Professor Rhys Green as the Chair of SAVE, expressed the achievements of SAVE and congratulated the success of vulture release and conservation, but was also concerned about the threat posed by new NSAIDs to vultures, highlighting the need for safety testing to prevent a repeat of the diclofenac crisis. Professor Karan Bahadur Shah, President of the Bird Conservation Nepal, warned that poison baits used to kill animals in Nepal were becoming a new risk to the vulture population, which is rebounding. He also praised the role of community ownership in Nepal’s conservation efforts.

SM Jahir Uddin Akon, from the Bangladesh Forest Department, reported that Ketoprofen is banned in Bangladesh and that vulture tagging has begun there.

Ms Ken Bopreang, Director of the Department of Biodiversity, Cambodia, discussed integrating the knowledge of partner organisations to aid vulture conservation efforts in the country. Dr Jo Gilbert, Conservation Program Director from RSPB, reported that breeding centres in India are doing well and that Nepal’s vulture population has slightly increased, demonstrating a safe environment for the birds. Dr Rewati Raman Poudel emphasized the Nepali government’s commitment to assisting conservation efforts and called for research to examine the effects of climate change on birds. He also wished the SAVE meeting success and expressed hope that the gathering would lead to future policies and programmes in the field of vulture conservation.

Dr Maheshwar Dhakal stressed the importance of transboundary conservation policies as well as ongoing efforts to achieve conservation goals and mitigate potential threats as he brought the inauguration ceremony to a close. He also mentioned how improving relationships with local communities can have a positive impact on any conservation program.

The SAVE meeting included six pre-planned sessions, with four of them taking place on the first day. The first session was chaired by Vinayagan Dharmarajah from BirdLife Asia and focused on SAVE and its vision. Chris Bowden from RSPB gave a presentation on the evolution and vision of SAVE, followed by presentations from each group head on the challenges they were facing. The session ended with a presentation on SAVE Blueprint Summary.

The second session, chaired by Mr. Abhishek Ghosal from BNHS India, focused on policy and advocacy in vulture conservation. Representatives from Bangladesh, India, and Pakistan gave presentations on their advocacy and awareness programs for vulture conservation. The third session on fundraising was chaired by Ishtiaq Ahmad, with representatives from different countries sharing their ideas and opportunities for funding. The pre-dinner technical session chaired by Dr John Mallord covered pharmacy surveys being conducted in different countries.

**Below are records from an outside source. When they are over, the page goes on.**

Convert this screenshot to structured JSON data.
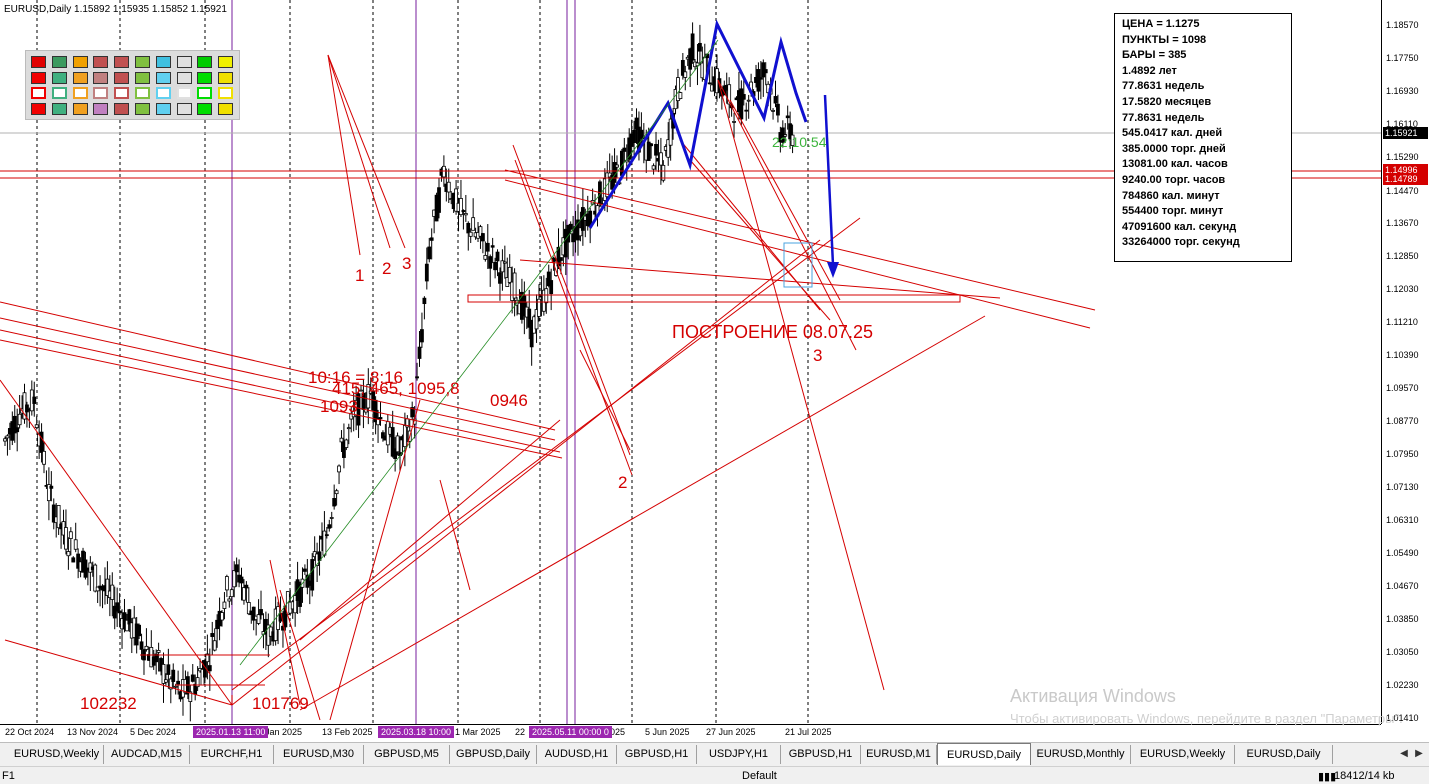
{
  "header": {
    "symbol_info": "EURUSD,Daily  1.15892 1.15935 1.15852 1.15921"
  },
  "colors": {
    "line_red": "#d40000",
    "trend_blue": "#1010d0",
    "bull_candle": "#000000",
    "grid": "#000000",
    "vline": "#6a1b9a",
    "current_price_bg": "#000000",
    "level_bg": "#d40000"
  },
  "price_axis": {
    "labels": [
      "1.18570",
      "1.17750",
      "1.16930",
      "1.16110",
      "1.15290",
      "1.14470",
      "1.13670",
      "1.12850",
      "1.12030",
      "1.11210",
      "1.10390",
      "1.09570",
      "1.08770",
      "1.07950",
      "1.07130",
      "1.06310",
      "1.05490",
      "1.04670",
      "1.03850",
      "1.03050",
      "1.02230",
      "1.01410"
    ],
    "current_price": "1.15921",
    "level_1": "1.14996",
    "level_2": "1.14789"
  },
  "time_axis": {
    "labels": [
      "22 Oct 2024",
      "13 Nov 2024",
      "5 Dec 2024",
      "Jan 2025",
      "13 Feb 2025",
      "1 Mar 2025",
      "22",
      "2025",
      "5 Jun 2025",
      "27 Jun 2025",
      "21 Jul 2025"
    ],
    "vline_labels": [
      "2025.01.13 11:00",
      "2025.03.18 10:00",
      "2025.05.11 00:00 0"
    ]
  },
  "info_panel": {
    "lines": [
      "ЦЕНА = 1.1275",
      "ПУНКТЫ = 1098",
      "БАРЫ = 385",
      "1.4892 лет",
      "77.8631 недель",
      "17.5820 месяцев",
      "77.8631 недель",
      "545.0417 кал. дней",
      "385.0000 торг. дней",
      "13081.00 кал. часов",
      "9240.00 торг. часов",
      "784860 кал. минут",
      "554400 торг. минут",
      "47091600 кал. секунд",
      "33264000 торг. секунд"
    ]
  },
  "annotations": {
    "n1": "1",
    "n2": "2",
    "n3": "3",
    "n2_low": "2",
    "n3_right": "3",
    "construction": "ПОСТРОЕНИЕ 08.07.25",
    "timer": "22:10:54",
    "ratio": "10:16 = 8:16",
    "levels_a": "415, 465, 1095,8",
    "level_0946": "0946",
    "level_1093": "1093",
    "low_left": "102232",
    "low_right": "101769"
  },
  "palette_colors": [
    [
      "#e00000",
      "#3c9a5f",
      "#f0a000",
      "#c05050",
      "#c05050",
      "#80c040",
      "#40c0e0",
      "#e0e0e0",
      "#00cc00",
      "#f0f000"
    ],
    [
      "#f00000",
      "#40b080",
      "#f0a020",
      "#c08080",
      "#c05050",
      "#80c040",
      "#60d0f0",
      "#e0e0e0",
      "#00dd00",
      "#f0e000"
    ],
    [
      "#ffffff",
      "#ffffff",
      "#ffffff",
      "#ffffff",
      "#ffffff",
      "#ffffff",
      "#ffffff",
      "#ffffff",
      "#ffffff",
      "#ffffff"
    ],
    [
      "#f00000",
      "#40b080",
      "#f0a020",
      "#c080c0",
      "#c05050",
      "#80c040",
      "#60d0f0",
      "#e0e0e0",
      "#00dd00",
      "#f0e000"
    ]
  ],
  "watermark": {
    "title": "Активация Windows",
    "subtitle": "Чтобы активировать Windows, перейдите в раздел \"Параметры\"."
  },
  "tabs": [
    "EURUSD,Weekly",
    "AUDCAD,M15",
    "EURCHF,H1",
    "EURUSD,M30",
    "GBPUSD,M5",
    "GBPUSD,Daily",
    "AUDUSD,H1",
    "GBPUSD,H1",
    "USDJPY,H1",
    "GBPUSD,H1",
    "EURUSD,M1",
    "EURUSD,Daily",
    "EURUSD,Monthly",
    "EURUSD,Weekly",
    "EURUSD,Daily"
  ],
  "active_tab_index": 11,
  "status": {
    "left": "F1",
    "profile": "Default",
    "traffic": "18412/14 kb"
  },
  "chart_data": {
    "type": "candlestick",
    "symbol": "EURUSD",
    "timeframe": "Daily",
    "ylim": [
      1.0141,
      1.1857
    ],
    "x": [
      "22 Oct 2024",
      "13 Nov 2024",
      "5 Dec 2024",
      "Jan 2025",
      "13 Feb 2025",
      "1 Mar 2025",
      "5 Jun 2025",
      "27 Jun 2025",
      "21 Jul 2025"
    ],
    "close_path": [
      1.083,
      1.09,
      1.093,
      1.07,
      1.06,
      1.055,
      1.05,
      1.045,
      1.04,
      1.035,
      1.03,
      1.025,
      1.02,
      1.023,
      1.03,
      1.045,
      1.05,
      1.04,
      1.035,
      1.04,
      1.045,
      1.05,
      1.06,
      1.08,
      1.09,
      1.095,
      1.085,
      1.08,
      1.09,
      1.13,
      1.15,
      1.14,
      1.135,
      1.13,
      1.125,
      1.12,
      1.11,
      1.12,
      1.13,
      1.135,
      1.14,
      1.145,
      1.15,
      1.16,
      1.155,
      1.15,
      1.17,
      1.18,
      1.175,
      1.17,
      1.165,
      1.17,
      1.175,
      1.16,
      1.159
    ],
    "last": {
      "open": 1.15892,
      "high": 1.15935,
      "low": 1.15852,
      "close": 1.15921
    }
  }
}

On the second day, the remaining sessions were continued, starting with a technical session facilitated by Dr. John Mallord. Professor Green discussed the methodologies used for population estimation and counts for surveys, and country representatives provided brief information on population counts and nest monitoring. Ankit Bilash Joshi from Bird Conservation Nepal gave a presentation on vulture tagging and tracking, while Professor Green provided insights into the future of captive-bred vultures and the sustainability of the population. The technical session ended with Joshi’s presentation on the release methodology and process.

The final session focused on transboundary conservation in South Asian countries, with presentations on transboundary work from India, Bangladesh, and Nepal. After the session, Professor Rhys Green welcomed Ms. Jemima Parry-Jones as the new chair of SAVE, and the program ended with the awarding of the Disney Conservation Hero award to Dr. Vibhu Prakash for his contribution to vulture conservation in South Asia.

On 11th March there was a milestone celebratory event in Nepal with the last captive White-rumped Vultures being released from the breeding centre. More on this soon!

Leave a Comment